This guest post from Sadie Isidore takes a very raw & real life look at what it is like living with both bipolar disorder & borderline personality disorder.
Let’s turn it over to Sadie!
Chaotic Emotion & Turmoil: A Look at Bipolar & Borderline Personality Disorder
It is 12pm and I’m staring at a computer screen. I’ve been there since 5pm and my brain has not arrived yet. And by arrive I mean allowed me to study and function productively. Typical moment day. Typical day. Ultra frustrating.
When I was first told that I had bipolar disorder 2, I did not expect that it would show up like this. I expected dancing in the streets, naked, and happy. But bipolar disorder two presents as two poles: hypomania (an elevated, productive mood, with sides of impulsivity and poor decisions) and depressive episodes (drowning in sorrow, shame and more bad decisions). Over time, I have experienced both. The elated feeling that hypomania brings is truly wonderful! But it’s not evenly balanced either, and you are more likely to experience depressive episodes. This is where I spend most of my time.
In this moment, i know that nothing will happen tonight, so I close the computer and I decide to try again tomorrow.
The Next Day
Fury. That’s what the next day brings. A rage so deep. Anger so blinding and powerful. How dare my boyfriend say that to me? Words that I deemed so harsh and unkind (and later could not even remember). In two minutes I am consuming enough ice cream for three people. Then I walk to the beach. Out the door, no words, just rotating thoughts. This isn’t my bipolar disorder acting up though. I’m borderline too. That means that my personality formed with specific harmful traits. (Traits like: a pattern of ongoing instability in moods, behavior, self-image, and functioning.) A personality disorder in the middle of a mood disorder is pure chaos. It is a tornado in the middle of war. Violent, difficult and unpredictable. My mood cycles, and dips, and bends, and screeches to a halt in minutes. I become entrenched by sorrow in an hour. I want to die; I need to die.
My Life & Emotion

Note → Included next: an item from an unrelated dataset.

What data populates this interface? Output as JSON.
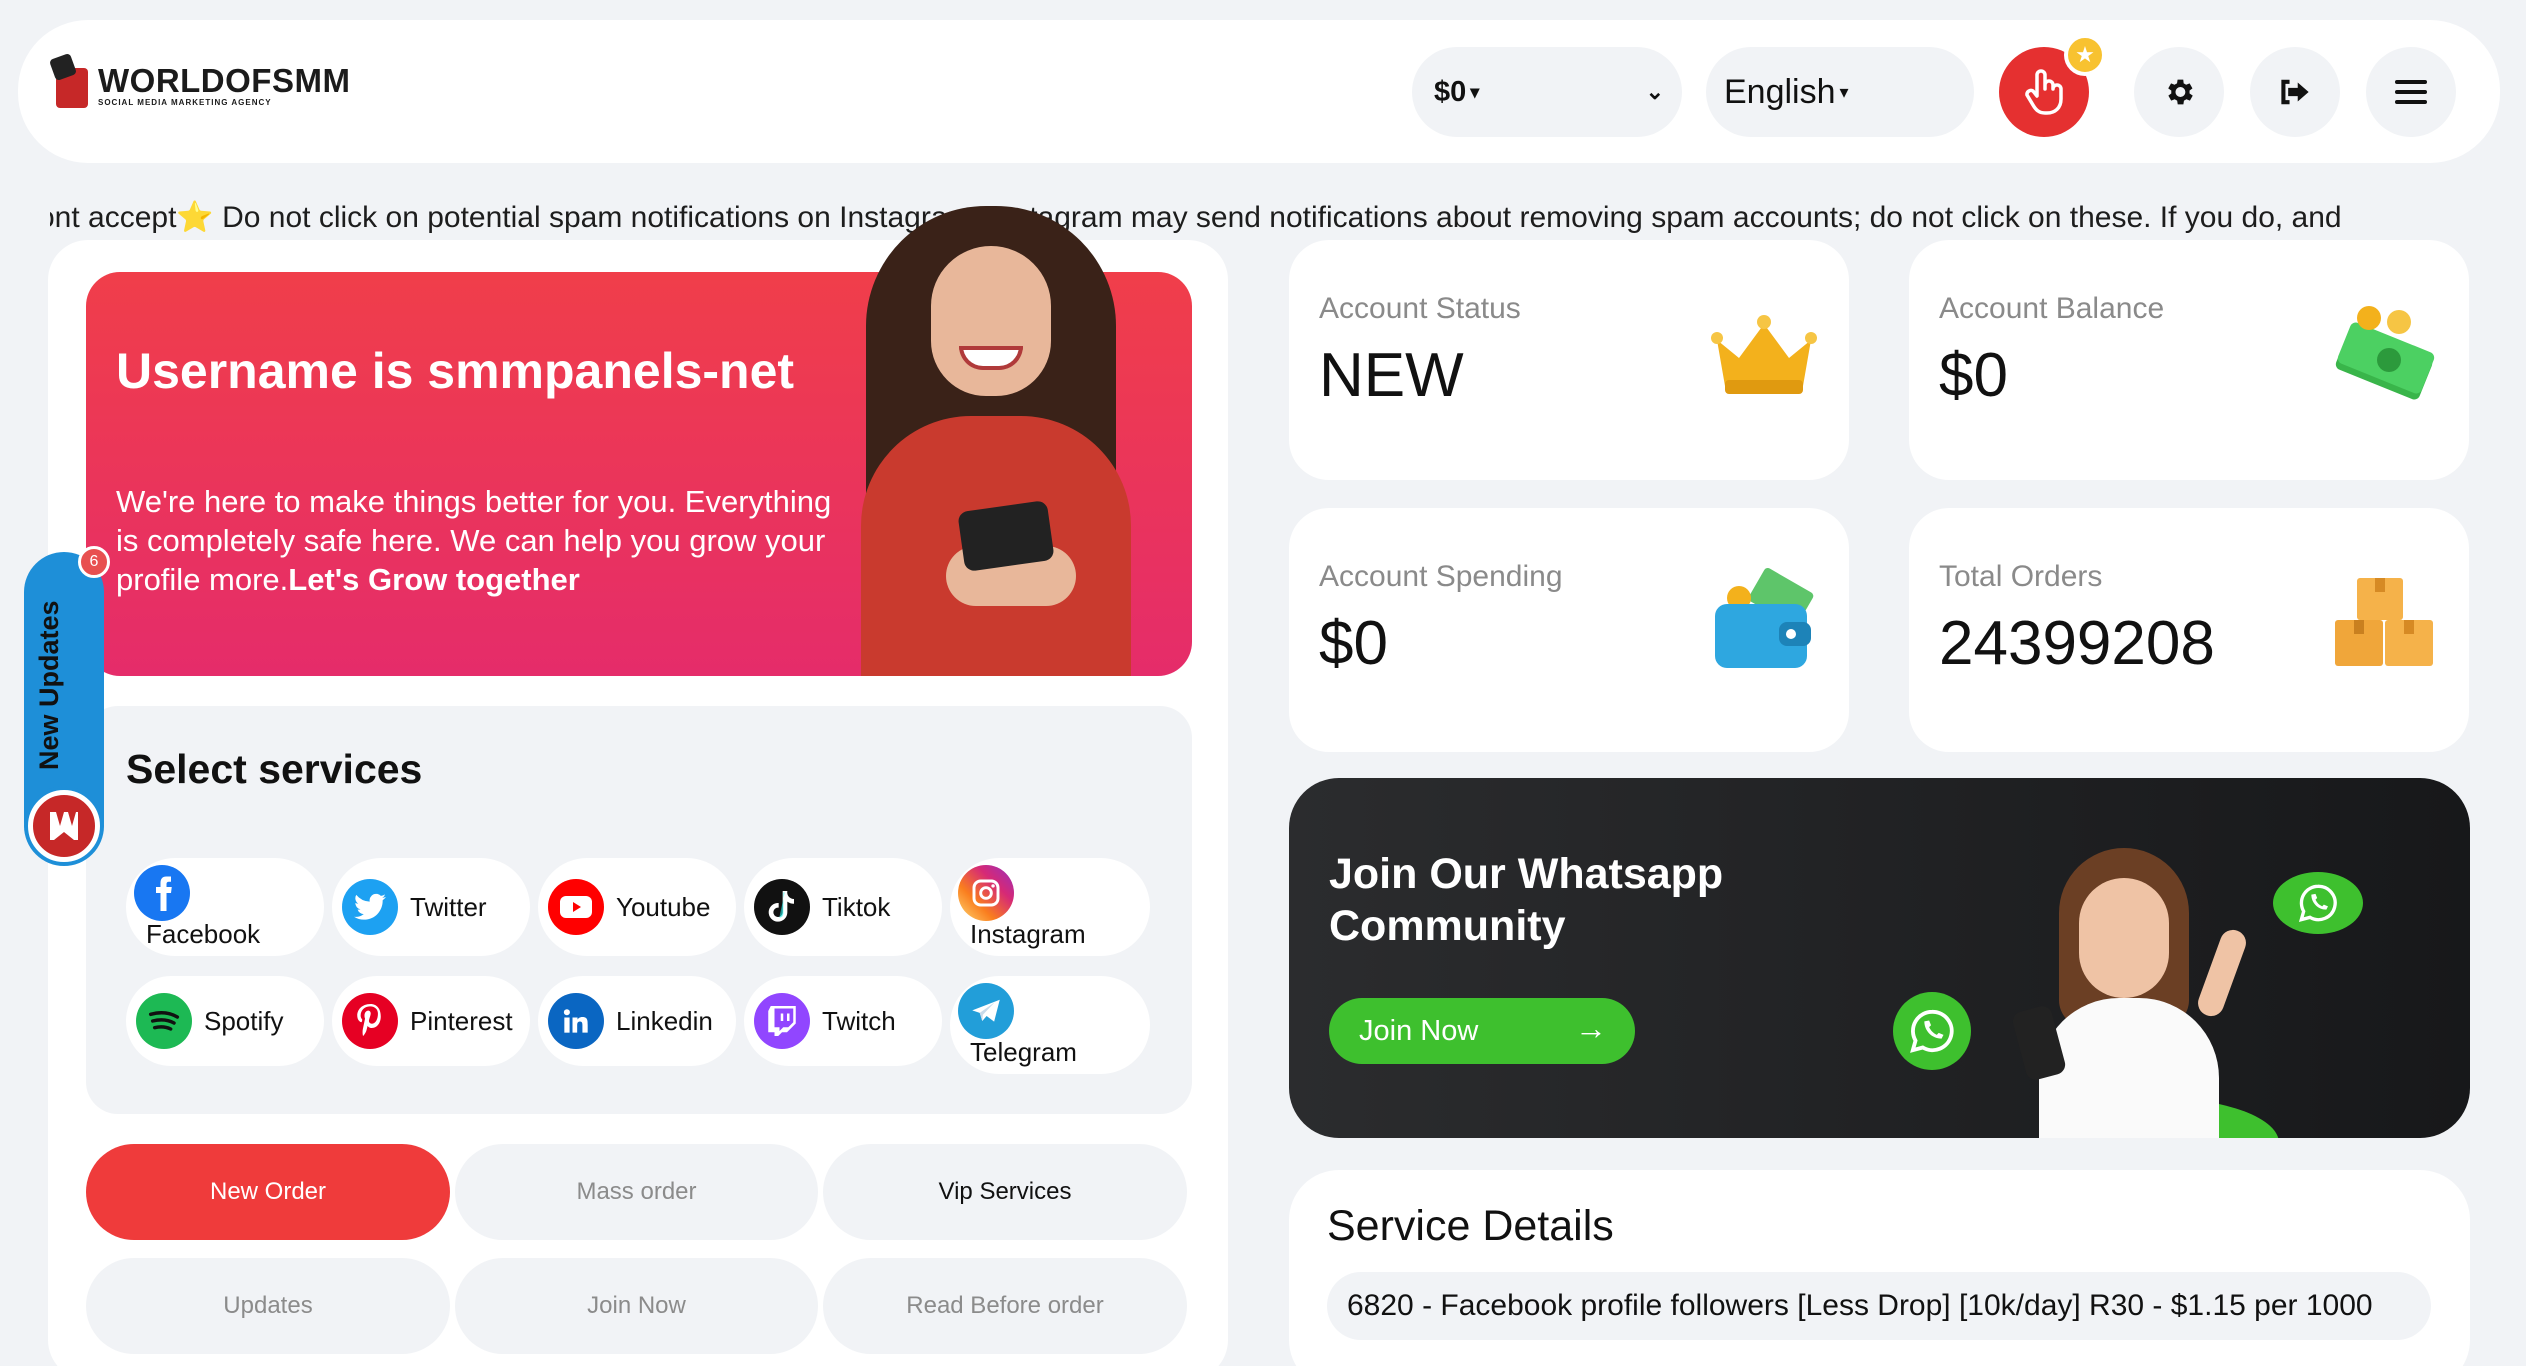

The reality of emotion has become a strange factor in my life. Trusting my heart, or how I feel is a dangerous road. A twist between a regular decision and razor blades. I’m not sure how to explain the truth of what I experience. The rawness of my own life scares me. It scares others. I’ve lost friends because I became too much for them to deal with. I needed constant support that they could not give. I have alienated family members, who cannot come to terms with the disorders that now help define me. A mental illness seemed frivolous and exaggerated. It was easier to label me as “crazy” or to say that I needed spiritual counsel. My unpredictable qualities too difficult to describe otherwise.

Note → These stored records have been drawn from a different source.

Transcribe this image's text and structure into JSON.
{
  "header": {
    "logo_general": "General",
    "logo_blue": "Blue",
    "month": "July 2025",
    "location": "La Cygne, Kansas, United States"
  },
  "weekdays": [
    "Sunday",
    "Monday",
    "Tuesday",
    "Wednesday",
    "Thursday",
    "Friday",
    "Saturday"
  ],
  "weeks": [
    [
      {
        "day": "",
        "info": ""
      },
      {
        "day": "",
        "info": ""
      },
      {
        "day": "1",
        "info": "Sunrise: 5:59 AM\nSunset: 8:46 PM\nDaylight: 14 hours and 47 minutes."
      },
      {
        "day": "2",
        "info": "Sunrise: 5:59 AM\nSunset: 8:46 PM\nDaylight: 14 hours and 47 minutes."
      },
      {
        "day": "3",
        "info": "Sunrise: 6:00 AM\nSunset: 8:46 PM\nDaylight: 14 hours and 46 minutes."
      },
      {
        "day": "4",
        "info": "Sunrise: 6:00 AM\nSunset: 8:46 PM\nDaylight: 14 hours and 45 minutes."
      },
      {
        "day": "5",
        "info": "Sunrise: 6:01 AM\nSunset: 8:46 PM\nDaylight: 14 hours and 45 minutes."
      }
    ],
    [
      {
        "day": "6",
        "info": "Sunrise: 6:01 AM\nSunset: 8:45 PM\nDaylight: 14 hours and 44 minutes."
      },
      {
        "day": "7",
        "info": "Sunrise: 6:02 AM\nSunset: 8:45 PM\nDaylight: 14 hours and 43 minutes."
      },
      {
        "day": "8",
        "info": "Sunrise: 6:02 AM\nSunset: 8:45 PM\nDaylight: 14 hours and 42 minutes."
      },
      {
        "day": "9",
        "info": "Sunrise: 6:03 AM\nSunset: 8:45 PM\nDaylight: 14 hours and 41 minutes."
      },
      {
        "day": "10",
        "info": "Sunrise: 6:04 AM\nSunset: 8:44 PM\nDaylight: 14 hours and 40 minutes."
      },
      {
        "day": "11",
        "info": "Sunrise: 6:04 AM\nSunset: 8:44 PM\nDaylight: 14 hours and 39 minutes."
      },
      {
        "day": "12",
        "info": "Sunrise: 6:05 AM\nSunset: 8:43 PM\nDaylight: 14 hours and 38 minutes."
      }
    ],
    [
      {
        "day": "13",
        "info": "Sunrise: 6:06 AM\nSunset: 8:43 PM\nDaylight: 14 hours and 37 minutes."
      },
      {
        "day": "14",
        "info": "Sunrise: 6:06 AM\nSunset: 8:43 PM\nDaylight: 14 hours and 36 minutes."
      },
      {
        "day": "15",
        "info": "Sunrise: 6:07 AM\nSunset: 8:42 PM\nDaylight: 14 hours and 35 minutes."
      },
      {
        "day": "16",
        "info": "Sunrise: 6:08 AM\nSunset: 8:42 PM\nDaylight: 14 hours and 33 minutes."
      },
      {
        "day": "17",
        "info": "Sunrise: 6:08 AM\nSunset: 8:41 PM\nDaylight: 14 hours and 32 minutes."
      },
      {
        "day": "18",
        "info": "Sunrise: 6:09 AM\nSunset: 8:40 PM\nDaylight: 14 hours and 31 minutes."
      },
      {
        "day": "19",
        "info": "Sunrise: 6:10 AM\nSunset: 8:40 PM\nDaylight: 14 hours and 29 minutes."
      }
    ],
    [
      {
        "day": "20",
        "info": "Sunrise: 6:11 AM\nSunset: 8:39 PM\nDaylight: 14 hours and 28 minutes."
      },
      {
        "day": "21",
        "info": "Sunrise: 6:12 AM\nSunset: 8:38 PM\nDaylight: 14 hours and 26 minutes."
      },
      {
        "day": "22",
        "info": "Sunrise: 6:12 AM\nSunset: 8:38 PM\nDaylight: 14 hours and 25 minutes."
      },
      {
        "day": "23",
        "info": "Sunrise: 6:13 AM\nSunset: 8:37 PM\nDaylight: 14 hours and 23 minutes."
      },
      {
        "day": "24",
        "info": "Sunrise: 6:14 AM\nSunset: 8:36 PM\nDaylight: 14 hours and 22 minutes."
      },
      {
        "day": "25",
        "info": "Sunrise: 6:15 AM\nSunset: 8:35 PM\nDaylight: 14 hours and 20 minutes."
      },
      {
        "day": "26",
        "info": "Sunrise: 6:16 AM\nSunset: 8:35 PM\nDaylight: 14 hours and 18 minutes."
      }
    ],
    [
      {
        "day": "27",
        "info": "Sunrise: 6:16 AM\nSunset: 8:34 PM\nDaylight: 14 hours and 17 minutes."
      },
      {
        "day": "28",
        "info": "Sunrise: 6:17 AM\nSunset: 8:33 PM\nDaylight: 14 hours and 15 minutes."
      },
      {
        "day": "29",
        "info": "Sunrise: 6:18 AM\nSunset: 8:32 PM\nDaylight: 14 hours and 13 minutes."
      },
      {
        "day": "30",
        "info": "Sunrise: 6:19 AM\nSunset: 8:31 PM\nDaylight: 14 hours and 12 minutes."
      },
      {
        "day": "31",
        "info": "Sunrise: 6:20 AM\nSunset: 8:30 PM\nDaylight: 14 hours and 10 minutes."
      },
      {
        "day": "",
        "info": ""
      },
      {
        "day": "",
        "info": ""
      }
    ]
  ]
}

This difficulty with labeling is why I find it so hard to stomach the flippant use of the words “bipolar” and borderline”. The minimizing of these words into mere adjectives does not convey the immense pain and suffering that I endure. The weather being “bipolar” is not the same as worrying about passing on the genetics that make me bipolar to potential children. Or worse yet having ‘normal’ children and completely ruining their childhood. She’s so “borderline” does not quite capture the struggle that my parents have had, dealing with me switching between loving and hating them.
I wish that I could say that two, five or even ten years later, I’m completely changed, my disorders a distant memory. But that’s not how this works. I still struggle every day to get up, get out of bed and face life like any other person. My borderline personality took almost two decades to form, and it’ll take some time to work against the very nature of who I am, to become an entirely different person. The core part of me constantly fights this, so accustomed to doing things one way no matter how harmful the practices are. My bipolar disorder is another matter entirely. The neurotransmitters in my brain simply do not work as they should, and despite advances in medicine, there is a real chance that I may have to take mood stabilizers for a very long time.

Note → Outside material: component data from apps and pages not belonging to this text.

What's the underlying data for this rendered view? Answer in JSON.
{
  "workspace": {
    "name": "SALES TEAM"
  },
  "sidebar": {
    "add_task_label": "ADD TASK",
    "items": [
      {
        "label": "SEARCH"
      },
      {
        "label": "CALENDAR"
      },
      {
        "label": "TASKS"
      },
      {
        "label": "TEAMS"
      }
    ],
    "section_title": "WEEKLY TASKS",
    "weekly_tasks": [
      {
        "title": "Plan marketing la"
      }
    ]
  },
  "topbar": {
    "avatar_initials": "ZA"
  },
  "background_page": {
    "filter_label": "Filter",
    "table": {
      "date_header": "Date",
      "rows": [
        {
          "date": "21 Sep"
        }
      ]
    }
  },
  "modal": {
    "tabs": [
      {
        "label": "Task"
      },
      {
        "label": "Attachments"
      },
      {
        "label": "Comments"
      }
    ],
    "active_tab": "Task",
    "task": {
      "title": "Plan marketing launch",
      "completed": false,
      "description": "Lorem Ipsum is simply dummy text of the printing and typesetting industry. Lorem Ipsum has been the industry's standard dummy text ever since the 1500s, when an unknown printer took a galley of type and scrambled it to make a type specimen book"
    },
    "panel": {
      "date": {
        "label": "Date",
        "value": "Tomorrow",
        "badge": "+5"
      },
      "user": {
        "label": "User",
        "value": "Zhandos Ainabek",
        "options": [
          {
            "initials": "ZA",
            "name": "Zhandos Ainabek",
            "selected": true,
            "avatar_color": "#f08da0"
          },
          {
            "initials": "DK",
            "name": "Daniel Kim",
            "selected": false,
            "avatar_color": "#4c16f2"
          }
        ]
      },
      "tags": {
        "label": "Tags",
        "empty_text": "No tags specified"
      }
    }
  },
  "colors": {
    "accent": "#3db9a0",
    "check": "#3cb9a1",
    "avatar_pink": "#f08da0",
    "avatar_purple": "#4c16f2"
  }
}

I have hope though. That one day the tornado will subside and the war on my illness will be won. Till then, I prep my gear and go out into the fury, learning to be just a little braver each and every day.
Sadie Isidore is a mental health and lifestyle blogger at The Mental Truth. The Mental Truth is a raw and authentic expression of emotion, and a realistic look at daily living with bipolar disorder and borderline personality disorder. Sadie is in her second year of medical school. When not blogging or at school, she enjoys watching movies with butter popcorn, and good books.